American architect Terence Riley, former chief curator of architecture and design at MoMA and founding partner of Keenen/Riley Architects, has passed away.
“He was an earnest, serious, brilliant curator”
Riley presided over a major expansion by Japanese architect Yoshio Taniguchi that was completed in 2004. The project saw the museum’s architecture section moved out of a neglected side room and given a prominent place on the third floor of the new building.
“Shocked and so very sad to learn of the death today of Terry Riley, who meant so much to the architecture culture of both New York and Miami,” architecture critic Paul Goldberger wrote on Twitter.
“He was an earnest, serious, brilliant curator, designer, writer and friend to so many of us. The world is diminished.”
Championing Miami as a destination
In 2006, he became the director of the Miami Art Museum and moved to Florida, where he lived until the end of his life.
Riley led the museum’s Architect Selection Committee and was involved in the design process for its $220 million new home by Herzog & de Meuron.

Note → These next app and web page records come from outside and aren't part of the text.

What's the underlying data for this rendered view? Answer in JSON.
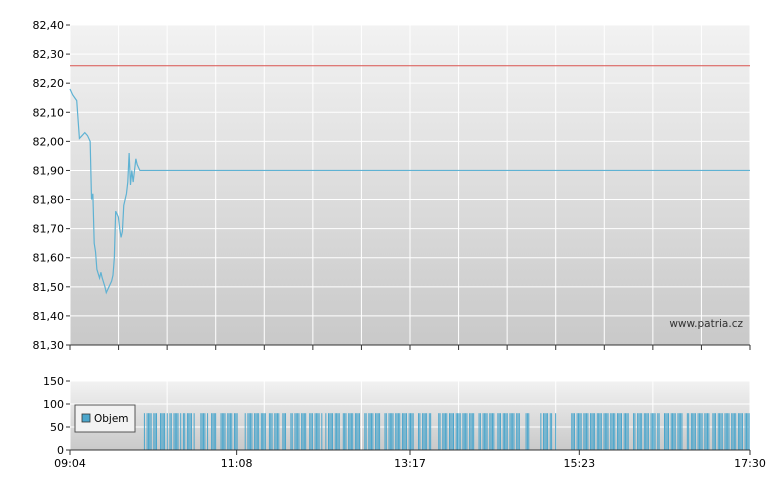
{
  "colors": {
    "price_line": "#5fb2d3",
    "reference_line": "#d9534f",
    "volume_bars": "#4ba6cc",
    "grid": "#ffffff",
    "plot_bg_top": "#f2f2f2",
    "plot_bg_bottom": "#c9c9c9",
    "axis": "#333333"
  },
  "watermark": "www.patria.cz",
  "legend": {
    "label": "Objem"
  },
  "chart_data": [
    {
      "type": "line",
      "name": "price",
      "ylim": [
        81.3,
        82.4
      ],
      "yticks": [
        "82,40",
        "82,30",
        "82,20",
        "82,10",
        "82,00",
        "81,90",
        "81,80",
        "81,70",
        "81,60",
        "81,50",
        "81,40",
        "81,30"
      ],
      "ytick_values": [
        82.4,
        82.3,
        82.2,
        82.1,
        82.0,
        81.9,
        81.8,
        81.7,
        81.6,
        81.5,
        81.4,
        81.3
      ],
      "x_range_minutes": [
        544,
        1050
      ],
      "reference_value": 82.26,
      "series": [
        {
          "points": [
            [
              544,
              82.18
            ],
            [
              546,
              82.16
            ],
            [
              549,
              82.14
            ],
            [
              551,
              82.01
            ],
            [
              553,
              82.02
            ],
            [
              555,
              82.03
            ],
            [
              557,
              82.02
            ],
            [
              559,
              82.0
            ],
            [
              560,
              81.8
            ],
            [
              561,
              81.82
            ],
            [
              562,
              81.65
            ],
            [
              563,
              81.62
            ],
            [
              564,
              81.56
            ],
            [
              566,
              81.53
            ],
            [
              567,
              81.55
            ],
            [
              568,
              81.53
            ],
            [
              570,
              81.5
            ],
            [
              571,
              81.48
            ],
            [
              573,
              81.5
            ],
            [
              575,
              81.52
            ],
            [
              576,
              81.54
            ],
            [
              577,
              81.6
            ],
            [
              578,
              81.76
            ],
            [
              580,
              81.74
            ],
            [
              581,
              81.7
            ],
            [
              582,
              81.67
            ],
            [
              583,
              81.69
            ],
            [
              584,
              81.78
            ],
            [
              586,
              81.82
            ],
            [
              587,
              81.86
            ],
            [
              588,
              81.96
            ],
            [
              589,
              81.85
            ],
            [
              590,
              81.9
            ],
            [
              591,
              81.86
            ],
            [
              592,
              81.9
            ],
            [
              593,
              81.94
            ],
            [
              594,
              81.92
            ],
            [
              596,
              81.9
            ],
            [
              1050,
              81.9
            ]
          ]
        }
      ],
      "grid": true
    },
    {
      "type": "bar",
      "name": "volume",
      "ylim": [
        0,
        150
      ],
      "yticks": [
        "150",
        "100",
        "50",
        "0"
      ],
      "ytick_values": [
        150,
        100,
        50,
        0
      ],
      "xticks": [
        "09:04",
        "11:08",
        "13:17",
        "15:23",
        "17:30"
      ],
      "xtick_minutes": [
        544,
        668,
        797,
        923,
        1050
      ],
      "bar_value": 80,
      "active_minutes_ranges": [
        [
          599,
          608
        ],
        [
          610,
          616
        ],
        [
          618,
          626
        ],
        [
          628,
          636
        ],
        [
          640,
          646
        ],
        [
          649,
          652
        ],
        [
          656,
          668
        ],
        [
          674,
          681
        ],
        [
          682,
          690
        ],
        [
          692,
          700
        ],
        [
          702,
          704
        ],
        [
          708,
          720
        ],
        [
          722,
          731
        ],
        [
          734,
          744
        ],
        [
          747,
          760
        ],
        [
          763,
          775
        ],
        [
          778,
          800
        ],
        [
          803,
          812
        ],
        [
          818,
          845
        ],
        [
          848,
          860
        ],
        [
          862,
          878
        ],
        [
          883,
          885
        ],
        [
          894,
          902
        ],
        [
          905,
          905
        ],
        [
          917,
          944
        ],
        [
          946,
          960
        ],
        [
          963,
          982
        ],
        [
          986,
          1000
        ],
        [
          1003,
          1020
        ],
        [
          1022,
          1050
        ]
      ],
      "grid": true
    }
  ]
}
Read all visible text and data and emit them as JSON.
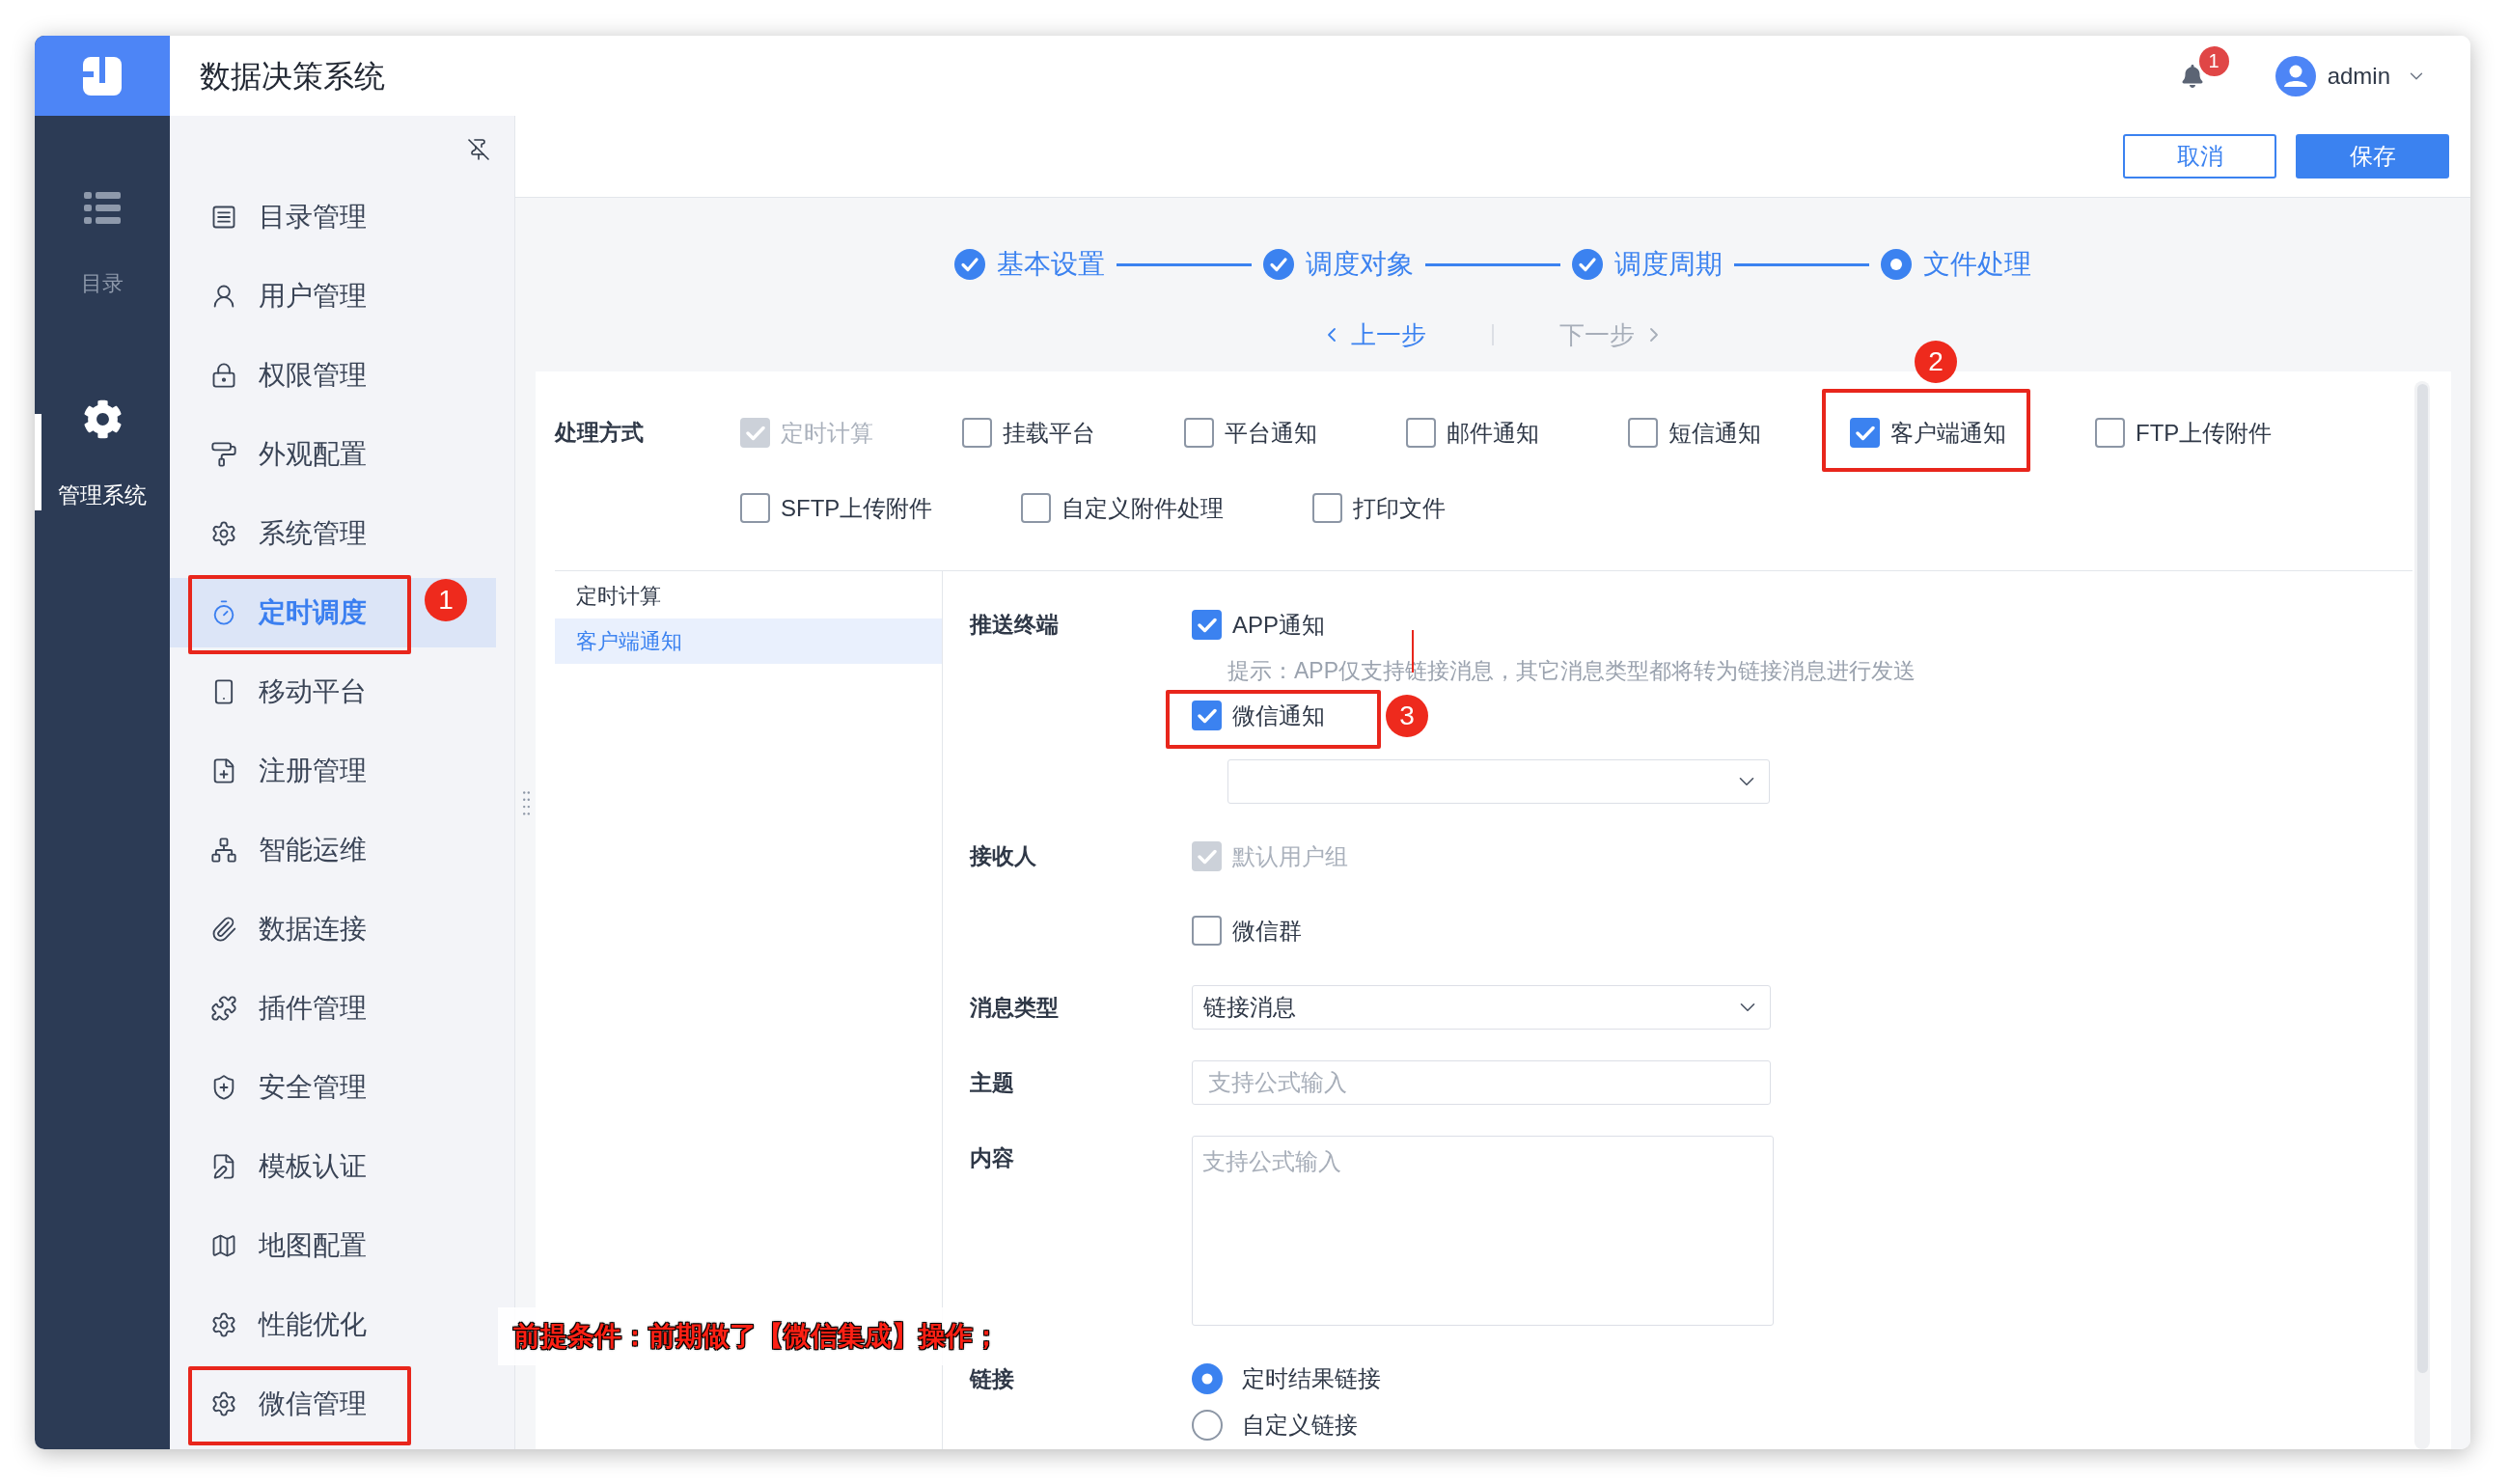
{
  "header": {
    "title": "数据决策系统",
    "notification_count": "1",
    "user_name": "admin"
  },
  "rail": [
    {
      "label": "目录",
      "selected": false
    },
    {
      "label": "管理系统",
      "selected": true
    }
  ],
  "sidebar": {
    "items": [
      {
        "label": "目录管理",
        "selected": false,
        "framed": false
      },
      {
        "label": "用户管理",
        "selected": false,
        "framed": false
      },
      {
        "label": "权限管理",
        "selected": false,
        "framed": false
      },
      {
        "label": "外观配置",
        "selected": false,
        "framed": false
      },
      {
        "label": "系统管理",
        "selected": false,
        "framed": false
      },
      {
        "label": "定时调度",
        "selected": true,
        "framed": true,
        "marker": "1"
      },
      {
        "label": "移动平台",
        "selected": false,
        "framed": false
      },
      {
        "label": "注册管理",
        "selected": false,
        "framed": false
      },
      {
        "label": "智能运维",
        "selected": false,
        "framed": false
      },
      {
        "label": "数据连接",
        "selected": false,
        "framed": false
      },
      {
        "label": "插件管理",
        "selected": false,
        "framed": false
      },
      {
        "label": "安全管理",
        "selected": false,
        "framed": false
      },
      {
        "label": "模板认证",
        "selected": false,
        "framed": false
      },
      {
        "label": "地图配置",
        "selected": false,
        "framed": false
      },
      {
        "label": "性能优化",
        "selected": false,
        "framed": false
      },
      {
        "label": "微信管理",
        "selected": false,
        "framed": true
      }
    ]
  },
  "toolbar": {
    "buttons": [
      {
        "label": "取消",
        "kind": "outline"
      },
      {
        "label": "保存",
        "kind": "primary"
      }
    ]
  },
  "steps": [
    {
      "label": "基本设置",
      "done": true
    },
    {
      "label": "调度对象",
      "done": true
    },
    {
      "label": "调度周期",
      "done": true
    },
    {
      "label": "文件处理",
      "done": false
    }
  ],
  "step_nav": [
    {
      "label": "上一步",
      "disabled": false
    },
    {
      "label": "下一步",
      "disabled": true
    }
  ],
  "processing": {
    "label": "处理方式",
    "options": [
      {
        "label": "定时计算",
        "checked": true,
        "disabled": true,
        "framed": false
      },
      {
        "label": "挂载平台",
        "checked": false,
        "disabled": false,
        "framed": false
      },
      {
        "label": "平台通知",
        "checked": false,
        "disabled": false,
        "framed": false
      },
      {
        "label": "邮件通知",
        "checked": false,
        "disabled": false,
        "framed": false
      },
      {
        "label": "短信通知",
        "checked": false,
        "disabled": false,
        "framed": false
      },
      {
        "label": "客户端通知",
        "checked": true,
        "disabled": false,
        "framed": true,
        "marker": "2"
      },
      {
        "label": "FTP上传附件",
        "checked": false,
        "disabled": false,
        "framed": false
      },
      {
        "label": "SFTP上传附件",
        "checked": false,
        "disabled": false,
        "framed": false
      },
      {
        "label": "自定义附件处理",
        "checked": false,
        "disabled": false,
        "framed": false
      },
      {
        "label": "打印文件",
        "checked": false,
        "disabled": false,
        "framed": false
      }
    ]
  },
  "subnav": [
    {
      "label": "定时计算",
      "selected": false
    },
    {
      "label": "客户端通知",
      "selected": true
    }
  ],
  "form": {
    "push_terminal": {
      "label": "推送终端",
      "options": [
        {
          "label": "APP通知",
          "checked": true,
          "disabled": false,
          "framed": false,
          "hint": "提示：APP仅支持链接消息，其它消息类型都将转为链接消息进行发送"
        },
        {
          "label": "微信通知",
          "checked": true,
          "disabled": false,
          "framed": true,
          "marker": "3"
        }
      ]
    },
    "recipients": {
      "label": "接收人",
      "options": [
        {
          "label": "默认用户组",
          "checked": true,
          "disabled": true
        },
        {
          "label": "微信群",
          "checked": false,
          "disabled": false
        }
      ]
    },
    "message_type": {
      "label": "消息类型",
      "value": "链接消息"
    },
    "subject": {
      "label": "主题",
      "placeholder": "支持公式输入"
    },
    "content": {
      "label": "内容",
      "placeholder": "支持公式输入"
    },
    "link": {
      "label": "链接",
      "options": [
        {
          "label": "定时结果链接",
          "selected": true
        },
        {
          "label": "自定义链接",
          "selected": false
        }
      ]
    }
  },
  "annotation_note": "前提条件：前期做了【微信集成】操作；"
}
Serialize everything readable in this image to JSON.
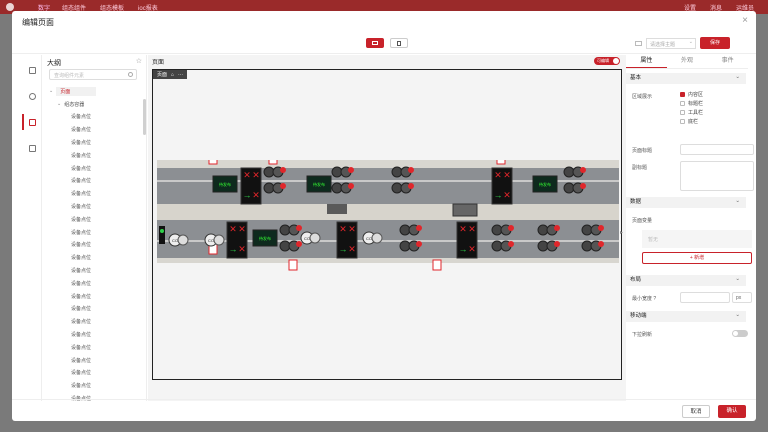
{
  "app": {
    "name": "数字",
    "nav": [
      "组态组件",
      "组态模板",
      "ioc报表"
    ],
    "right": [
      "设置",
      "消息",
      "运维员"
    ]
  },
  "dialog": {
    "title": "编辑页面",
    "close": "×",
    "theme_placeholder": "请选择主题",
    "save_label": "保存",
    "cancel_label": "取消",
    "ok_label": "确认"
  },
  "outline": {
    "title": "大纲",
    "search_placeholder": "查询组件元素",
    "root": "页面",
    "group": "组态容器",
    "items": [
      "设备点位",
      "设备点位",
      "设备点位",
      "设备点位",
      "设备点位",
      "设备点位",
      "设备点位",
      "设备点位",
      "设备点位",
      "设备点位",
      "设备点位",
      "设备点位",
      "设备点位",
      "设备点位",
      "设备点位",
      "设备点位",
      "设备点位",
      "设备点位",
      "设备点位",
      "设备点位",
      "设备点位",
      "设备点位",
      "设备点位",
      "设备点位"
    ]
  },
  "canvas": {
    "label": "页面",
    "edit_toggle": "可编辑",
    "crumb": "页面",
    "crumb_more": "···",
    "sign_text": "待发布"
  },
  "props": {
    "tabs": [
      "属性",
      "外观",
      "事件"
    ],
    "basic": "基本",
    "area_show": "区域展示",
    "areas": [
      "内容区",
      "标题栏",
      "工具栏",
      "底栏"
    ],
    "page_title": "页面标题",
    "subtitle": "副标题",
    "data": "数据",
    "page_var": "页面变量",
    "empty": "暂无",
    "add": "+ 新增",
    "layout": "布局",
    "min_width": "最小宽度",
    "unit": "px",
    "mobile": "移动端",
    "pull_refresh": "下拉刷新"
  },
  "colors": {
    "accent": "#c8222a",
    "sign_bg": "#0e2a1e",
    "arrow": "#2fd04a",
    "cross": "#e0262b"
  }
}
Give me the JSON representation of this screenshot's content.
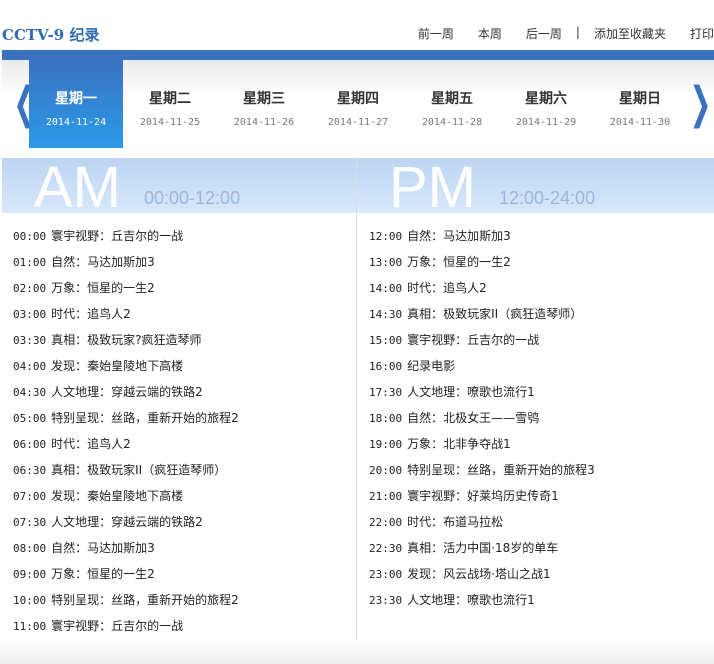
{
  "header": {
    "title": "CCTV-9 纪录",
    "links": [
      "前一周",
      "本周",
      "后一周",
      "|",
      "添加至收藏夹",
      "打印"
    ]
  },
  "tabs": [
    {
      "name": "星期一",
      "date": "2014-11-24",
      "active": true
    },
    {
      "name": "星期二",
      "date": "2014-11-25"
    },
    {
      "name": "星期三",
      "date": "2014-11-26"
    },
    {
      "name": "星期四",
      "date": "2014-11-27"
    },
    {
      "name": "星期五",
      "date": "2014-11-28"
    },
    {
      "name": "星期六",
      "date": "2014-11-29"
    },
    {
      "name": "星期日",
      "date": "2014-11-30"
    }
  ],
  "am": {
    "label": "AM",
    "range": "00:00-12:00",
    "items": [
      [
        "00:00",
        "寰宇视野：丘吉尔的一战"
      ],
      [
        "01:00",
        "自然：马达加斯加3"
      ],
      [
        "02:00",
        "万象：恒星的一生2"
      ],
      [
        "03:00",
        "时代：追鸟人2"
      ],
      [
        "03:30",
        "真相：极致玩家?疯狂造琴师"
      ],
      [
        "04:00",
        "发现：秦始皇陵地下高楼"
      ],
      [
        "04:30",
        "人文地理：穿越云端的铁路2"
      ],
      [
        "05:00",
        "特别呈现：丝路，重新开始的旅程2"
      ],
      [
        "06:00",
        "时代：追鸟人2"
      ],
      [
        "06:30",
        "真相：极致玩家II（疯狂造琴师）"
      ],
      [
        "07:00",
        "发现：秦始皇陵地下高楼"
      ],
      [
        "07:30",
        "人文地理：穿越云端的铁路2"
      ],
      [
        "08:00",
        "自然：马达加斯加3"
      ],
      [
        "09:00",
        "万象：恒星的一生2"
      ],
      [
        "10:00",
        "特别呈现：丝路，重新开始的旅程2"
      ],
      [
        "11:00",
        "寰宇视野：丘吉尔的一战"
      ]
    ]
  },
  "pm": {
    "label": "PM",
    "range": "12:00-24:00",
    "items": [
      [
        "12:00",
        "自然：马达加斯加3"
      ],
      [
        "13:00",
        "万象：恒星的一生2"
      ],
      [
        "14:00",
        "时代：追鸟人2"
      ],
      [
        "14:30",
        "真相：极致玩家II（疯狂造琴师）"
      ],
      [
        "15:00",
        "寰宇视野：丘吉尔的一战"
      ],
      [
        "16:00",
        "纪录电影"
      ],
      [
        "17:30",
        "人文地理：嘹歌也流行1"
      ],
      [
        "18:00",
        "自然：北极女王——雪鸮"
      ],
      [
        "19:00",
        "万象：北非争夺战1"
      ],
      [
        "20:00",
        "特别呈现：丝路，重新开始的旅程3"
      ],
      [
        "21:00",
        "寰宇视野：好莱坞历史传奇1"
      ],
      [
        "22:00",
        "时代：布道马拉松"
      ],
      [
        "22:30",
        "真相：活力中国·18岁的单车"
      ],
      [
        "23:00",
        "发现：风云战场·塔山之战1"
      ],
      [
        "23:30",
        "人文地理：嘹歌也流行1"
      ]
    ]
  }
}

He stepped down in 2010 just after designs for the building were finalised.
Riley taught at Harvard University’s Graduate School of Design, the University of Miami School of Architecture and other architecture schools while heading up K/R’s satellite office in Miami.
He continued to champion the city as a destination for architecture and design, creating several mixed-use and retail buildings for the city’s design district.
Read on >>> Source: dezeen Former MoMA chief curator of architecture and design Terence Riley dies